Stephanie Morton raised her hand to her mouth as she crossed the line to defeat Anna Meares and she wasn't alone.
The aura around the London Olympics sprint champion is such that it seemed inevitable that she would coast her way to a second gold medal in Glasgow and sixth in all Commonwealth Games.
Meares' mortality, however, would be spelled out on the final night of competition at the Sir Chris Hoy Velodrome as her training partner and athletes' village roommate Morton stunned her in the women's sprint final, and without a third and deciding race required.
Australia's sixth gold medal on the cycling track here - a seventh was later won in the men's keirin by Matthew Glaetzer - it might also signal a changing of the guard.
Morton, 23, had beaten her idol turned friend before, including in the keirin final at the national championships in February, but not on such a stage. Meares, 30, is not exactly about to slip off into retirement, but this could well have been her last ride at a Commonwealth Games.
A silver medallist in the time trial behind Meares on the first day of competition in Glasgow, it was the fast emerging Morton's time to shine on Sunday night.
She led from the front in both races in the final and held her ground, gesturing in disbelief as the second win clinched gold in her first Commonwealth Games.
Morton won a bronze medal at the Paralympics in London in 2012 as a pilot in the tandem sprint but this was her true arrival.
"It was just that sense of relief - all that training, and all that stress and pressure just lifted off your shoulders. I couldn't believe it," Morton said.
"I've had a couple wins (over her) now but nothing like this, not at a major competition like this. I'm glad I could finally step up today and prove myself."
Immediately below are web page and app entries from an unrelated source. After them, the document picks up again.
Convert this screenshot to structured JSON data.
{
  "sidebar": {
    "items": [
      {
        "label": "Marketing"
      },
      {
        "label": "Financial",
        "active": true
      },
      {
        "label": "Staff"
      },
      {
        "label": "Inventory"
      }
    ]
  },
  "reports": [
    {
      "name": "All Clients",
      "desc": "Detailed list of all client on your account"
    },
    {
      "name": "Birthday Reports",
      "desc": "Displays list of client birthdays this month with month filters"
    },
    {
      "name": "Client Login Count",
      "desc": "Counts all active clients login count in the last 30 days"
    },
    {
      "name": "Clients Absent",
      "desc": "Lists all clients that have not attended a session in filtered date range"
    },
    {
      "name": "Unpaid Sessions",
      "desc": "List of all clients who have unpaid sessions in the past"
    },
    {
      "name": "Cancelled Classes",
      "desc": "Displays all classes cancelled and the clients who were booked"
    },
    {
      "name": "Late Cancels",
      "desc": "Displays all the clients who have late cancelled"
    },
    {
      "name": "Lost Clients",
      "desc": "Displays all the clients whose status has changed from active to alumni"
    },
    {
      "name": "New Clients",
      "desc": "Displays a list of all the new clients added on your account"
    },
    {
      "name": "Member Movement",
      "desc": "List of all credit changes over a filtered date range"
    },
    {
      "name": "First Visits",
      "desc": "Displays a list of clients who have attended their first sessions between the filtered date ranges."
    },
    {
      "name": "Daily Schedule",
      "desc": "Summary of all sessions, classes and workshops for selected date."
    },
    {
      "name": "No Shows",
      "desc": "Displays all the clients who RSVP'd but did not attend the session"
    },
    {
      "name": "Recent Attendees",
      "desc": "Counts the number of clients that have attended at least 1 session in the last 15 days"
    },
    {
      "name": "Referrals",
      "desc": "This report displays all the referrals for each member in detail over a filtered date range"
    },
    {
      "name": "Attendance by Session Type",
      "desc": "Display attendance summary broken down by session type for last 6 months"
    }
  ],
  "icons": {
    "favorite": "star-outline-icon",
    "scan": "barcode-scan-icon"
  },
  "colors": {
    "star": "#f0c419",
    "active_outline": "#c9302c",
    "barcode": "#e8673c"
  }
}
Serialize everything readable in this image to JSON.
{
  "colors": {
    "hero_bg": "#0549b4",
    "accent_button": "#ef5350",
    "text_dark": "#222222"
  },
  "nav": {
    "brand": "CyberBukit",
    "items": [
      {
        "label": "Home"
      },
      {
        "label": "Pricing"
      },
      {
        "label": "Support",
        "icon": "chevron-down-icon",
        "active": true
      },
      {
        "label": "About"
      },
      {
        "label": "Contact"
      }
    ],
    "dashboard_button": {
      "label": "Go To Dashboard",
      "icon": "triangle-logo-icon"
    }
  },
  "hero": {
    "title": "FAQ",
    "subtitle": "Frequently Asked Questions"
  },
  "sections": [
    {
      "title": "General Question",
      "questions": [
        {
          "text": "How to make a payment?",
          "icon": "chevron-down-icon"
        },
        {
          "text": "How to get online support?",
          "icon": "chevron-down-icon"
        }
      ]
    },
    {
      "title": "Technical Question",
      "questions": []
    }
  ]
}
Morton cut her victory lap short to celebrate with her emotional parents Catherine and Richard, who were seated in the back straight. Meares, in a highly admirable move demonstrating the pair's closeness, did the same.
"They nearly knocked me off my bike, they hugged me that hard," Morton said, adding of Meares: "Anna knows Mum and Dad and I'm really happy that she did that. It just shows what a classy lady she is and how much respect we have for each other. They would have loved that."
Morton and Meares had spent the day mostly in each other's company, having breakfast and lunch together and even riding the short distance from the village to the velodrome next to Celtic Park in tandem on Sunday. Morton then invited Meares up onto the top tier of the podium at the medal ceremony, bringing Australia's flagbearer here to tears.
They have formed a bond through countless hours together striving for excellence but Morton explained she had to do her best to dismiss Meares' lofty standing in the sport when they both progressed to the final.
"I guess I had to look at her more as a stat on a piece of paper rather than who she was. Look at my strengths, her strengths, my weaknesses and her weaknesses rather than it being Anna," she said. "Look at it more in a tactical way, rather than getting all hyped up about the fact I was racing Anna Meares, Olympic champion.
"I train with Mearesy every day. I see her more than I see my own family. We hardly talk bikes when you're not at the velodrome and back at the room. We're 'Anna and Steph' that are friends off the track, and 'Anna and Steph' that compete against each other. We're really lucky that we can switch on and off like that.
"We rode here together. We'll probably ride home together as well."
Meares said the result was not completely out of the blue.
"She's been serving me humble pie all year so it's certainly not a big shock to the system," she said.
"Sometimes you get beaten."